Sustainability experts around the world agree that long-term value is generated through sustainability practices.

If someone came up to you and shouted, “I support Trump’s decision to back out of the Paris Climate agreement,” you might look at them like they had two heads after seeing the data presented by Bank of America Corporation.

According to their data, ESG investing has grown by more than 97 percent globally in the past 20 years. In a dollar value, the number has gone from tens of billions to hundreds of trillions, and the number of investment funds has increased from 10s to 1000s.

Regardless if a country’s embedded values are socialist or free-market economy, saving money and capitalizing on investment returns should always be top priority, and ESG investing does just that.

When we talk about ESG, we are primarily referring to identifying and reducing risks relating to environment, social issues and corporate governance. But what exactly is ESG investing?

ESG, or sustainable, investing is relating to the long-term valuation and performance of a company,” says Anders Thorendal, who has been the national Asset Manager for the Church of Sweden since 2005. “That’s where it will make a difference, according to our experience, and if you ask, for example, Robert Eccles, Al Gore, David Blood and other sustainability experts.”

As Treasurer and CIO, Thorendal and his team are responsible for creating and executing fund strategies designed to achieve the Church’s investment objectives, and to oversee external managers on investment and engagement activities.

ESG investment funds will continue to rise, so the need for asset managers will increase as the need to demystify ESG investing increases as well.

“Sustainability is basically about identifying well managed companies that have a long term view,” continues Thorendal, “and where sustainability aspects are part of their business model even though it is not necessarily expressed as sustainability.”

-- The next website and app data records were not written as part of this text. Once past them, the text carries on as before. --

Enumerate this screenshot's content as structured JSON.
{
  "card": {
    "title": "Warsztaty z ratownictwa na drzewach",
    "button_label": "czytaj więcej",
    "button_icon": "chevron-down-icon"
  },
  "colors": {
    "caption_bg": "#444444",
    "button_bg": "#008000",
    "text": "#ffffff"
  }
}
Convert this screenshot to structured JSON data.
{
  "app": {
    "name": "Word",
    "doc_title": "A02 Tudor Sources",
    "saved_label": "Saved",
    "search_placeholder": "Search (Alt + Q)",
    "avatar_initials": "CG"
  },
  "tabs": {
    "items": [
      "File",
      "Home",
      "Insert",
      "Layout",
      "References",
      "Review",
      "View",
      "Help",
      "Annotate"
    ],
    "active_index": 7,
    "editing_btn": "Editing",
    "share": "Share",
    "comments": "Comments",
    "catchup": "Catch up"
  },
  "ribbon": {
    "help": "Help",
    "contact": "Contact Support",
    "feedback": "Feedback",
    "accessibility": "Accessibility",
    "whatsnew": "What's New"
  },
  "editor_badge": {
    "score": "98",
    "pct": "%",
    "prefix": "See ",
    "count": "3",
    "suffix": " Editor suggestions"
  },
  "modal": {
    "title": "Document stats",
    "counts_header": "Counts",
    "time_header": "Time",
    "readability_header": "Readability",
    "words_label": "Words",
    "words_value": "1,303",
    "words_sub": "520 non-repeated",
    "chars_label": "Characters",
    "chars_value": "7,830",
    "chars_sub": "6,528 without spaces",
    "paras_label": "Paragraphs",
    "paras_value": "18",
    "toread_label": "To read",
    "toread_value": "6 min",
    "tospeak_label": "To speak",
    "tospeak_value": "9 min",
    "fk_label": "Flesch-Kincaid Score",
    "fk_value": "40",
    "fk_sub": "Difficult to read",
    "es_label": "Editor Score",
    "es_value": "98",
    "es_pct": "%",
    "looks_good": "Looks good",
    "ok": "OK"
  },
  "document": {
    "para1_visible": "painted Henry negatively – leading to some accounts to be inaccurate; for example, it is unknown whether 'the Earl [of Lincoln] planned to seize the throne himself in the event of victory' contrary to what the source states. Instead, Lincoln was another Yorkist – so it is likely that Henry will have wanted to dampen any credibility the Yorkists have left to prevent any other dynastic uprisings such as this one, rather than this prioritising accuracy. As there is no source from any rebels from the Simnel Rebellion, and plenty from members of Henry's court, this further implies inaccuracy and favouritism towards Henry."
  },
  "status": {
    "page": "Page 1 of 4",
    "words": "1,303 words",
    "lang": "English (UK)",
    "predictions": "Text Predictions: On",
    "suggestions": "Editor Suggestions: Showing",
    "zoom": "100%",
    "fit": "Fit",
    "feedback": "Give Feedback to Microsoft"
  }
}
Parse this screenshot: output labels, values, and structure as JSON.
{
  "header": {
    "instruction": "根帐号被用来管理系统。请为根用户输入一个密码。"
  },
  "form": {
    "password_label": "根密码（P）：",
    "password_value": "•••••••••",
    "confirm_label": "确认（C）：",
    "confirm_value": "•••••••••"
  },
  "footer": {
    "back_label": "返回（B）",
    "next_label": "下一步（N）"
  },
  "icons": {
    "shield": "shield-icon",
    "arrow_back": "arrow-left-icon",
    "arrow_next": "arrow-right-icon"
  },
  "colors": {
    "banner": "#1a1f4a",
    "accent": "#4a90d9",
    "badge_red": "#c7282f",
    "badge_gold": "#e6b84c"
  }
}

For an investor, the first step of identifying these “well managed companies” is integrating ESG-factors in a financial analysis. An investor should also understand how the asset managers apply ESG factors in their own analysis.   

However, “It is not enough to focus on the risk alone,” continues Thorendal, “you also need to identify the opportunities relating to ESG.”  

Which begs the next question: why is the integration of ESG important in the valuation of a company?

“Companies that have a sustainability-based approach to their businesses are more profitable over time and deliver better returns to their shareholders,” says Thorendal. “This is the conclusion from Professor Robert Eccles at Harvard.”

The “sustainability-based approach” Thorendal refers to means a company must address and combat all risks associated with its practices. This is where companies who provide ESG integration data will stand out above the rest.

“Having identified and dealt with these risks, the company will not only have acted responsibly towards society by reducing their environmental impact, for example, but also managed risks relating to these ESG areas for the company and its business,” says Thorendal. “These risks, if not properly addressed, can otherwise negatively affect the valuation of the company.     

“When evaluating the opportunities that ESG can present, we extend the scope to identify new businesses that address different needs for society. This could be relating to, but is certainly not limited to, the developing countries of the world.”           

But how can investors evaluate and compare different asset managers’ approaches to ESG integration? Their best bet is to first identify asset managers who are committed to believing sustainable focus and ESG integration are important for the long-term performance. “Ideally this should be their main and only strategy towards investing,” says Thorendal, “It must be in their DNA!”

Thorendal continues, “For ESG investors, it is important to remember that sustainability means different things for different organizations. As an investor, your values should ideally be fine-tuned or at least reconciled with the asset managers you are reviewing.

“But maybe the most important thing is that the asset manager has the resources and knowledge to understand the macro perspective. That means understanding which businesses and companies will be winners and losers in the ever-changing times we live in.

“It also means which companies will be able to benefit from change by not being too restricted to benchmark sectors when investing, and to be able to invest with a long-term focus.”

Thorendal will be the moderator for the discussion A New Competitive Landscape: Engaging Investors Through the Power of ESG at the ESG Integration Summit at Nasdaq in Stockholm, Sweden on August 29.